Just 4 Meds Lead to Two-Thirds of ER Drug Visits for 65-plussers
Last updated:November 25, 2011
Beware if your loved one is taking one of a handful of medications for heart conditions or diabetes. Just four drugs are responsible for two-thirds of all emergency-room visits for adverse drug reactions in those over 65, according to a New England Journal of Medicine study.
CDC researchers have identified these drugs as leading to the majority of drug-related emergency hospitalizations, which account for 100,000 visits by older adults each year:
- Warfarin (Coumadin, Jantoven), a blood thinner used to treat blood clots, involved in 33 percent of emergency hospitalizations.
- Insulin, used to control blood sugar in those with diabetes, involved in 14 percent of cases.
- Antiplatelet drugs such as aspirin and clopidogrel (Plavix), used to prevent blood clots, involved in 13 percent of cases.
- Oral hypoglycemic agents (diabetes medications taken by mouth), involved in 11 percent of cases.
Nearly half of the hospitalizations were in adults ages 80 and up. Two-thirds of the ER visits were because of accidental overdosing. Among U.S. adults ages 65 and up, 40 percent take five to nine medications and 18 percent take 10 or more, according to the study authors. USA Today notes that prior research has found that older adults are nearly seven times more likely than younger people to have an adverse drug event that requires hospitalization.
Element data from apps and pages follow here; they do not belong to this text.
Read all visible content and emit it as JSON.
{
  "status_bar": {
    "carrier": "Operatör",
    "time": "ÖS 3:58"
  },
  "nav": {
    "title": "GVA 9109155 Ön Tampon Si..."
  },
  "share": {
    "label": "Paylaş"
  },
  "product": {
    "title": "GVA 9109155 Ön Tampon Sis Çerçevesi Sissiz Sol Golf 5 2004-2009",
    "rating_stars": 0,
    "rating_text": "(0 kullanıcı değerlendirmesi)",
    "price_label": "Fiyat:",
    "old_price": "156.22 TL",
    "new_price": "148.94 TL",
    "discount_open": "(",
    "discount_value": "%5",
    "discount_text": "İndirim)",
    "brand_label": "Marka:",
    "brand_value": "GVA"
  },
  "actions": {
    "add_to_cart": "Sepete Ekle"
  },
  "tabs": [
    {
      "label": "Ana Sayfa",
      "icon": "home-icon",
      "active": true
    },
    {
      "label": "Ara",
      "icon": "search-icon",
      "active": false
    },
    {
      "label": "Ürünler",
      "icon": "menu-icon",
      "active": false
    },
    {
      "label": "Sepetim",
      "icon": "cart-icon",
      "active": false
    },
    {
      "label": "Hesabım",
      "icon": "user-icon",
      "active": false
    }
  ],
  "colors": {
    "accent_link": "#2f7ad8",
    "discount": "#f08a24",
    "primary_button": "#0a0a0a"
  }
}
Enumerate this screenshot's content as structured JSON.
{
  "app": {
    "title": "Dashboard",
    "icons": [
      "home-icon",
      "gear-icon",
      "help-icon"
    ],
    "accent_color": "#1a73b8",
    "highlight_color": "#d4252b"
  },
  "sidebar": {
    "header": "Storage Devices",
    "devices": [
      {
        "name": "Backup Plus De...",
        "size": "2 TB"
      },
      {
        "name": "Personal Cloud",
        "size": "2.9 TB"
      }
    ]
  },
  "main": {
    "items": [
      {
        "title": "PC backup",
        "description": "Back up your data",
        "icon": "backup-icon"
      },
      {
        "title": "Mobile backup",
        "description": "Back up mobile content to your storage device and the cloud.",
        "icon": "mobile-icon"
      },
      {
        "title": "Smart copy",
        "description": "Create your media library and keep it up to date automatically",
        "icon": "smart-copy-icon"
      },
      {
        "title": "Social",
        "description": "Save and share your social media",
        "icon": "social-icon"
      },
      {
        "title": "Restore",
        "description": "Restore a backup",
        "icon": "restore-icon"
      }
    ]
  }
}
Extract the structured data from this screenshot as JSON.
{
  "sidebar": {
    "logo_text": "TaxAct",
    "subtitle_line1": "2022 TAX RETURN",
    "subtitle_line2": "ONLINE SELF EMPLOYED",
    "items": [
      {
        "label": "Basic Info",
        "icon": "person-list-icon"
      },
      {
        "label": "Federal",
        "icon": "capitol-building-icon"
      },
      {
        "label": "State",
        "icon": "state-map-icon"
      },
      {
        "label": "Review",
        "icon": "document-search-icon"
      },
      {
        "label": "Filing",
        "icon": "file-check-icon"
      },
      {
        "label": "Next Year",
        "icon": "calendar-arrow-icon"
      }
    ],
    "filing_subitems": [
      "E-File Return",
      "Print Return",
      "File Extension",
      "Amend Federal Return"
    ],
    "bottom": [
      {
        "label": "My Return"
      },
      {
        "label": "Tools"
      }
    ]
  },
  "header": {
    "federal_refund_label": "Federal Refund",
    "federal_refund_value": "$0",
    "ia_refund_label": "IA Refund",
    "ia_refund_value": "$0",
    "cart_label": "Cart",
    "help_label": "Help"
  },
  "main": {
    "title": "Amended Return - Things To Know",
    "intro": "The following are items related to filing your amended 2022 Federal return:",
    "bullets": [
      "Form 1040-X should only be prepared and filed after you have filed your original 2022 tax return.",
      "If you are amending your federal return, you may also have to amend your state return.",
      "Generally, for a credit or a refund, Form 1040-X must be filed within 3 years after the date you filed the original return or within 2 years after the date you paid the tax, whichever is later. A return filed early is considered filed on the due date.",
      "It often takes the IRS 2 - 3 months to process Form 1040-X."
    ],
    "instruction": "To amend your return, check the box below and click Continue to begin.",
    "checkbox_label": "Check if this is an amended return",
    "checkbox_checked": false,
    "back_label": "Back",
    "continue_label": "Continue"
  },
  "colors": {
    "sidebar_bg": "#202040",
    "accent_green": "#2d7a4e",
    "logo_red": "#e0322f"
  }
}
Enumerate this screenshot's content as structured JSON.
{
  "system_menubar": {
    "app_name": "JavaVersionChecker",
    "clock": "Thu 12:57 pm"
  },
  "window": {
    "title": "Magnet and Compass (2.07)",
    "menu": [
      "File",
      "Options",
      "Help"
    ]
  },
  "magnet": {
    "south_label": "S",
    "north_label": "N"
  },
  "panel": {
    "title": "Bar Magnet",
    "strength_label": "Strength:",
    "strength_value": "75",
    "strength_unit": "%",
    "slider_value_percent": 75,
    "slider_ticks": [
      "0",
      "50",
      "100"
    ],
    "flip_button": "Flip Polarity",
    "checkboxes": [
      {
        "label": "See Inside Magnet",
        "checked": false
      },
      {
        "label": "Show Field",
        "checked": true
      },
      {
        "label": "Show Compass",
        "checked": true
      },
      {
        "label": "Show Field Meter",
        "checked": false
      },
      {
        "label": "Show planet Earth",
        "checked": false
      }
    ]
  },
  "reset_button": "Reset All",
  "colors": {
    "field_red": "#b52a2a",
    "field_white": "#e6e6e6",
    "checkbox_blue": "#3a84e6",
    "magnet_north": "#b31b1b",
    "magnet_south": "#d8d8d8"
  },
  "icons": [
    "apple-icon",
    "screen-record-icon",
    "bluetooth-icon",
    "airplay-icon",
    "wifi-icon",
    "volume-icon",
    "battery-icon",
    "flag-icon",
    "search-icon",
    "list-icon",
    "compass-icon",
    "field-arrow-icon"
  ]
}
Doctors recommend being aware of side effects so you can note signs of a problem early. Other advice: making sure meds are absolutely necessary and having a good tracking system for taking them.